Welcome from the Chief
Apprenticeships within the Service
As a Service, we are committed to a series of Apprenticeship Programmes which are open to young people interested in becoming fire and rescue employees of the future.
We have recently advertised vacancies for Firefighter Apprentices, and are currently recruiting Fleet Apprentices.
The fire and rescue service is not just about firefighting – there are a wide variety of accredited apprenticeship programmes of varying length across a whole range of departments.
These apprentices will learn how to play a vital role in the protection of our communities in North Wales, providing a whole range of support – including response and protection, delivering community safety programmes, ensuring businesses comply with fire safety regulations, helping to promote fire safety campaigns, as well as ensuring fire and rescue service vehicles are maintained correctly.
This is the first time that we have extended our apprenticeship opportunities to such a wide range of departments and functions.
Our training provides the apprentices with a range of practical and theoretical skills and enables them to play an important role with us, supported by coaching and mentoring as well as regular assessments.
The programmes form an important part of our vision for the future as we plan ahead to prepare for future challenges and seek innovative solutions to enable us adapt to communities as they change around us.
Modern apprenticeships form a key part of the national employment strategy and we are proud to be able to offer this support to young people.
In addition to the roles already advertised, this year Apprenticeship Programmes will also be available in the areas of community safety, business fire safety and corporate communications.
To find out more click here, and to view a video on the apprenticeship opportunities available, please click here.
Put it out, Right Out!
This month smokers across North Wales will be stubbing out their cigarettes for good in support of National No Smoking Day.
I for one welcome the rise in the number of people giving up cigarettes as smokers are at far greater risk of having a fire in their home.

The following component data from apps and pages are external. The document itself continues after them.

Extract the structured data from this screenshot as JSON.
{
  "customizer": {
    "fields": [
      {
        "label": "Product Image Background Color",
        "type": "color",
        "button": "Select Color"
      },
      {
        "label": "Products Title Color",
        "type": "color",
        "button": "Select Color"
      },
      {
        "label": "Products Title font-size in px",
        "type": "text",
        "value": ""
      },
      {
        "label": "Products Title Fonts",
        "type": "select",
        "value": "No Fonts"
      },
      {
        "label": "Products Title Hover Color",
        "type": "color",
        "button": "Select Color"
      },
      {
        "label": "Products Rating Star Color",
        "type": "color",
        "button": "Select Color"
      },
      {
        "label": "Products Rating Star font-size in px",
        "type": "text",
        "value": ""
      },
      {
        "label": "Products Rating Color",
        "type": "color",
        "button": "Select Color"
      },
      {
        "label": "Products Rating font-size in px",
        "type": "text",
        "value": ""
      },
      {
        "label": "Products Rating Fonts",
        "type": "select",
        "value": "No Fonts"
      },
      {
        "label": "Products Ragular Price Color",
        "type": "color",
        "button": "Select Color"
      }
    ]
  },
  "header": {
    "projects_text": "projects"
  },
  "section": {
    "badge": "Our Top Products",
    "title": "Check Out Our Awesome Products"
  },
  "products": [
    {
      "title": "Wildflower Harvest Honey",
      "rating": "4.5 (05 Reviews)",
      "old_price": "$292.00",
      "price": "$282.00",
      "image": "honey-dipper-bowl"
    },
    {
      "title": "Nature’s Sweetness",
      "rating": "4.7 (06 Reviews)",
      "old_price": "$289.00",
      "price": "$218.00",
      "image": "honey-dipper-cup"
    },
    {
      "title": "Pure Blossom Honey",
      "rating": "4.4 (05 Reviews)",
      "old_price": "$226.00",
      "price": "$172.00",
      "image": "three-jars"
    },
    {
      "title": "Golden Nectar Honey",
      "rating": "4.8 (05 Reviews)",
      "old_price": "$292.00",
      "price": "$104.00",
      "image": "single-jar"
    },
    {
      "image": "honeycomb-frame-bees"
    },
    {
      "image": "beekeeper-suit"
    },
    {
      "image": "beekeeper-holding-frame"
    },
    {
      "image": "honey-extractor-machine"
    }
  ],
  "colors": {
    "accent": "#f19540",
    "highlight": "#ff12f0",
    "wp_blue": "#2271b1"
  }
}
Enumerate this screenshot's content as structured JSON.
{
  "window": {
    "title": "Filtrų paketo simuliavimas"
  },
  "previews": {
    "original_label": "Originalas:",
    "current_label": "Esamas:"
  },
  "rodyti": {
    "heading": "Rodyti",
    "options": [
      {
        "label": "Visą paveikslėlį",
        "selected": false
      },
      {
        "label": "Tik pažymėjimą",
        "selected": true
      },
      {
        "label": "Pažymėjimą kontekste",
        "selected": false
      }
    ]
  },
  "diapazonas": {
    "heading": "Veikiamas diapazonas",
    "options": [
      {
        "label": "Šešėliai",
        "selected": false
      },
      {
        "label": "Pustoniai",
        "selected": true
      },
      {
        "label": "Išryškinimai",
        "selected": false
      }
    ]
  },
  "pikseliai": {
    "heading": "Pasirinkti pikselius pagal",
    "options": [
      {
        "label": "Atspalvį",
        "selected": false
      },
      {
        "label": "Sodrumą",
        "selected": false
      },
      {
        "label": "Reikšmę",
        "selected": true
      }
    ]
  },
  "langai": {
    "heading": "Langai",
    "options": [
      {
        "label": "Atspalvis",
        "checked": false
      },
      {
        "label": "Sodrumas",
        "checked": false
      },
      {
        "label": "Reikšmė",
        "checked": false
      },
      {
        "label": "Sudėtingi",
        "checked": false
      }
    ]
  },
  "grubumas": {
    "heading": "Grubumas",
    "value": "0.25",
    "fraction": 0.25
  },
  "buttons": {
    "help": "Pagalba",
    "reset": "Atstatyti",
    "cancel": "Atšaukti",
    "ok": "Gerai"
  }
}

Very often, house fires caused by smoking materials also involve other contributory factors, such as drinking alcohol – but cigarettes are a fire risk in themselves, and when combined with carelessness or drowsiness, they can be a tragedy just waiting to happen.
Some people will be taking a big step this month and will be throwing away their cigarettes and replacing them with an electronic cigarette, also known as an e-cigarette. This latest gadget is an electronic inhaler that vaporises a liquid solution into an aerosol mist, stimulating the act of tobacco smoking, and for some has assisted them in giving up the habit.
But all e-cigarettes use a rechargeable battery to power the vaporiser, these batteries require to be recharged on a regular basis, and a number of incidents have been reported nationally whereby the battery has either overheated or exploded during the charging process.
Although I encourage you to stub out your cigarettes this month, I do also urge you to take extra care if you decide to swap the matches for a charger, to always follow the manufacturer’s instructions and guidance, and to only use the battery and charger that was provided with the e-cigarette.
Last August crews encountered a fire caused by an e-cigarette left on charge which caused 100% fire damage to a bedroom and 100% smoke damage to the rest of the first floor. The incident highlighted how quickly a fire can spread - and the importance of using electrical items correctly.
However, if you do not yet feel ready to give up cigarettes, smokers can follow some simple precautions to help prevent a fire in the home. These include taking extra care when you're tired, taking any sort of drugs or have been drinking alcohol, and never smoke in bed - if you need to lie down, don't light up. You could doze off and set your bed on fire.
Remember never leave lit cigarettes, cigars or pipes unattended and always buy child-resistant lighters and matchboxes. Keep these where children can't reach them. Also, use a proper, heavy ashtray that can't tip over easily and is made of a material that won't burn. Make sure your cigarette is not still burning when you are finished - put it out, right out.
Finally, tap your ash into an ashtray, never a wastebasket containing other rubbish - and don't let the ash or cigarette ends build up in the ashtray.